Exercise instructions:
Once you find a line containing the word "header" in the entries below, copy it.

Material for this task:
[Start of Attachment]
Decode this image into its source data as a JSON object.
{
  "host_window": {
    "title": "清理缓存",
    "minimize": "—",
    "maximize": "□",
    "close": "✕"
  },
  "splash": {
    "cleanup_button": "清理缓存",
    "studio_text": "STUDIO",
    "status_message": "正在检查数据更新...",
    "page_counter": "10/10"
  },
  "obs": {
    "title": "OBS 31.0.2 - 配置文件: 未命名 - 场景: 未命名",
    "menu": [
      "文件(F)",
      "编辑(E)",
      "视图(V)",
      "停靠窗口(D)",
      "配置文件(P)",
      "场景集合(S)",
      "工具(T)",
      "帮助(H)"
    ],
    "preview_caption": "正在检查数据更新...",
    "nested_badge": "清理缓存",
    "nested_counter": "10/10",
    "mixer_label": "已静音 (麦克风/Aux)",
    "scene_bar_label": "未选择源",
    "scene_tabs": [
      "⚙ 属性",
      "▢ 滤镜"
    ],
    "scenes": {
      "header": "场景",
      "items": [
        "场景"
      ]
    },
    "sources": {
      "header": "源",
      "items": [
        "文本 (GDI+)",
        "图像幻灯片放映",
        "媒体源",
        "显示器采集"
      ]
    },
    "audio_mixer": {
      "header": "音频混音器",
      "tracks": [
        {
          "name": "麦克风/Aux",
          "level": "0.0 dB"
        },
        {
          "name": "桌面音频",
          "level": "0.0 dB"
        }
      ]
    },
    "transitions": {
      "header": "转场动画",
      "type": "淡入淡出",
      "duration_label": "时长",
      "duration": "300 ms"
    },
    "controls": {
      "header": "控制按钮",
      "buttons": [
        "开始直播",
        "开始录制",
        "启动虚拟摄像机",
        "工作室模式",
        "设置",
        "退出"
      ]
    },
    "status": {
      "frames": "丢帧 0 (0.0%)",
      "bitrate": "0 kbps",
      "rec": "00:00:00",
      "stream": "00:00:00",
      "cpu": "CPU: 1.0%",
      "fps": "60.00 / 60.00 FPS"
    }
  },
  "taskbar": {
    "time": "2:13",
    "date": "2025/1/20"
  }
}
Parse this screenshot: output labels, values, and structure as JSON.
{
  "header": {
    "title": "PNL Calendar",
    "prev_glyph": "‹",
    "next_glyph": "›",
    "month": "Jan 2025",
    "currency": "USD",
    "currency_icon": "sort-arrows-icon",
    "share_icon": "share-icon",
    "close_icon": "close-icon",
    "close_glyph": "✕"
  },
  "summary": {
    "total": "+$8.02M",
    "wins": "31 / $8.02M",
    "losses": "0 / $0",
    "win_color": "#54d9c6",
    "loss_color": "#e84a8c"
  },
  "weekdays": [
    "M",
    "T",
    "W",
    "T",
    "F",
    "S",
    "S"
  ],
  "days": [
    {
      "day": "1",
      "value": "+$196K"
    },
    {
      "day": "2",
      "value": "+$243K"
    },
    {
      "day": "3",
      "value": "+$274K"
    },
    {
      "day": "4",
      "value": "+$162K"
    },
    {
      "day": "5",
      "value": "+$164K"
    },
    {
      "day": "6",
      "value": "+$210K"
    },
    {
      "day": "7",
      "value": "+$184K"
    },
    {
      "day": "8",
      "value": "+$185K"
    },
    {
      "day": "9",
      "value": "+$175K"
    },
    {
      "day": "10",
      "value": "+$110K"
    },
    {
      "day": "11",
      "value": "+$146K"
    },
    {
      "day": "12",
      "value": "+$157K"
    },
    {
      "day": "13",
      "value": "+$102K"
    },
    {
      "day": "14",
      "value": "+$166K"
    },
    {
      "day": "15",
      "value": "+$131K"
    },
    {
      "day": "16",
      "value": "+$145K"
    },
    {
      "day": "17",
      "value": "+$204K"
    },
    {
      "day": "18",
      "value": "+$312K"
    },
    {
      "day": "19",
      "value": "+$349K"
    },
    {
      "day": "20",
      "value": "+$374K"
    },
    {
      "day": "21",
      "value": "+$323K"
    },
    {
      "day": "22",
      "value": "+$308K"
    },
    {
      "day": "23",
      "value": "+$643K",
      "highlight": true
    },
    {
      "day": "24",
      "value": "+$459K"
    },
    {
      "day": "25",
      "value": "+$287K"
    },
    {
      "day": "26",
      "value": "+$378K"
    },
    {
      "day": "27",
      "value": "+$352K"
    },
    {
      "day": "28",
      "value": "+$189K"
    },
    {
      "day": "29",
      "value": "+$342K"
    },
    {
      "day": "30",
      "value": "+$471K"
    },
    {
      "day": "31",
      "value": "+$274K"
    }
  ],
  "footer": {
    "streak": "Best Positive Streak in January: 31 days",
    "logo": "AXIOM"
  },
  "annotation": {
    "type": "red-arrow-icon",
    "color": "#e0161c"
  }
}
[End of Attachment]
Result of the exercise:
      "header": "场景",
      "header": "源",
      "header": "音频混音器",
      "header": "转场动画",
      "header": "控制按钮",
  "header": {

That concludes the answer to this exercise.